Food sources rich in vitamin B3
While supplementation can be beneficial, obtaining nutrients from whole foods whenever possible is always a good idea. Vitamin B3 can be found in various food sources, including:
- Meat: Chicken, turkey, and beef are good sources of vitamin B3.
- Fish: Tuna, salmon, and sardines contain vitamin B3.
- Legumes: Peanuts, lentils, and chickpeas are rich in niacin.
- Whole grains: Brown rice, barley, and oats provide vitamin B3.
- Vegetables: Mushrooms, avocados, and potatoes contain niacin.
Incorporating these foods into your diet can help ensure an adequate intake of vitamin B3 for skin cancer prevention.
Supplementing with vitamin B3 for skin cancer prevention
In some cases, obtaining sufficient amounts of vitamin B3 from food alone may be challenging. This is where supplementation can play a role. Niacinamide supplements are widely available and can be taken in tablet or capsule form.
When choosing a vitamin B3 supplement, looking for high-quality products from reputable brands is important. Additionally, consulting with a healthcare professional or a functional medicine practitioner can help determine the appropriate dosage for your specific needs.
Other lifestyle factors for reducing the risk of skin cancer
While vitamin B3 is a valuable tool in reducing the risk of skin cancer, it is important to remember that it is just one piece of the puzzle. Adopting a holistic approach to skin cancer prevention involves incorporating other lifestyle factors, such as:
- Using sunscreen: Applying a broad-spectrum sunscreen with a high SPF can protect the skin from harmful UV radiation.
- Seeking shade: Limiting sun exposure during peak hours can reduce the risk of skin damage.
- Wearing protective clothing: Covering exposed skin with long-sleeved shirts, hats, and sunglasses can provide additional protection against UV radiation.
- Avoiding tanning beds: Tanning beds emit harmful UVA and UVB radiation, increasing the risk of skin cancer.
Final thoughts on vitamin B3 and skin cancer prevention
Empower yourself with the knowledge to make informed decisions about your skin health. Vitamin B3, also known as niacinamide, is vital in reducing the risk of skin cancer from a functional medicine perspective.
Research studies have shown the potential of vitamin B3 in protecting against skin cancer by repairing DNA damage, stimulating collagen production, and reducing inflammation. While supplementation can be beneficial, obtaining vitamin B3 from whole foods is recommended whenever possible.

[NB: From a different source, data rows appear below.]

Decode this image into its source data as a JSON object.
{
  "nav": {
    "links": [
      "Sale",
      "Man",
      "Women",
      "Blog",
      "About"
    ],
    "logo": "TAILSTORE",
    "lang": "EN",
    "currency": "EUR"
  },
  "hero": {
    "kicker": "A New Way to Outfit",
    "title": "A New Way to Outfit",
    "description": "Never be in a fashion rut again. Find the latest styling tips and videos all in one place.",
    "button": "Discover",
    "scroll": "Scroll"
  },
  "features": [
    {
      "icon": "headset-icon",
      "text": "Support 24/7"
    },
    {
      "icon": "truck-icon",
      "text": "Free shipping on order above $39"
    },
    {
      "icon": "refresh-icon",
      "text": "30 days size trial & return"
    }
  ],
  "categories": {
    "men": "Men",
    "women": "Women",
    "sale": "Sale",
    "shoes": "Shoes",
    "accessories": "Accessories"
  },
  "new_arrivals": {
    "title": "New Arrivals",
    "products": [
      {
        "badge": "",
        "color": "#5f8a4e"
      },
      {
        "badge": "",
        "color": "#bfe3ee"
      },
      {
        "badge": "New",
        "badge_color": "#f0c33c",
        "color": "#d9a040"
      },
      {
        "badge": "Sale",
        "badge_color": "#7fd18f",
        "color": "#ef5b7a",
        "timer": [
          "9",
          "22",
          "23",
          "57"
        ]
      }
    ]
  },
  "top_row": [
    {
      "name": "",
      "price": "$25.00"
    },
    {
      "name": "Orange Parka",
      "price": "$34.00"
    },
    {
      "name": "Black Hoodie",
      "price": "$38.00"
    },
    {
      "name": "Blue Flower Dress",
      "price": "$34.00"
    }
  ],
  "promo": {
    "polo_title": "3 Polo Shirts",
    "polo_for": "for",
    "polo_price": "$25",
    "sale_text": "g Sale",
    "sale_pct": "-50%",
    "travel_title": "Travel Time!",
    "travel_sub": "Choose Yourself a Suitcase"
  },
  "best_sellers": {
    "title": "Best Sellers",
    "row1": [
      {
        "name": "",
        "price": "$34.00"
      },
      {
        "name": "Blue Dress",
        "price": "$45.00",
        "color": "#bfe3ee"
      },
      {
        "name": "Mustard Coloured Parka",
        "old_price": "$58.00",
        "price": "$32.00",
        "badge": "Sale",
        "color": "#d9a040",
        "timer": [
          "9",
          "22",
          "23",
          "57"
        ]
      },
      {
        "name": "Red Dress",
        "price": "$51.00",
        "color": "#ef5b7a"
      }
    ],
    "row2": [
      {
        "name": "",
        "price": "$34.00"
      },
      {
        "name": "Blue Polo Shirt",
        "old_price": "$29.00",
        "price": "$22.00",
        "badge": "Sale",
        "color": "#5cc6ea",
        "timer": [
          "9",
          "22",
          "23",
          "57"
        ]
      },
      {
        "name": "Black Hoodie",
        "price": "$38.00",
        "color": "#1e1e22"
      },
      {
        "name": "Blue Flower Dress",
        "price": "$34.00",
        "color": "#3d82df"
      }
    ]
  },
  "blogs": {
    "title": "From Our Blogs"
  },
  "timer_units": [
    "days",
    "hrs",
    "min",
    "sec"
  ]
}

Remember to incorporate other lifestyle factors, such as sunscreen use, seeking shade, and wearing protective clothing, to reduce the risk of skin cancer further. You can prioritise your health and well-being by taking a holistic approach to skin cancer prevention.
This article is intended for informational purposes only and should not be taken as medical advice. Please consult with a healthcare professional before changing your diet or supplement regimen.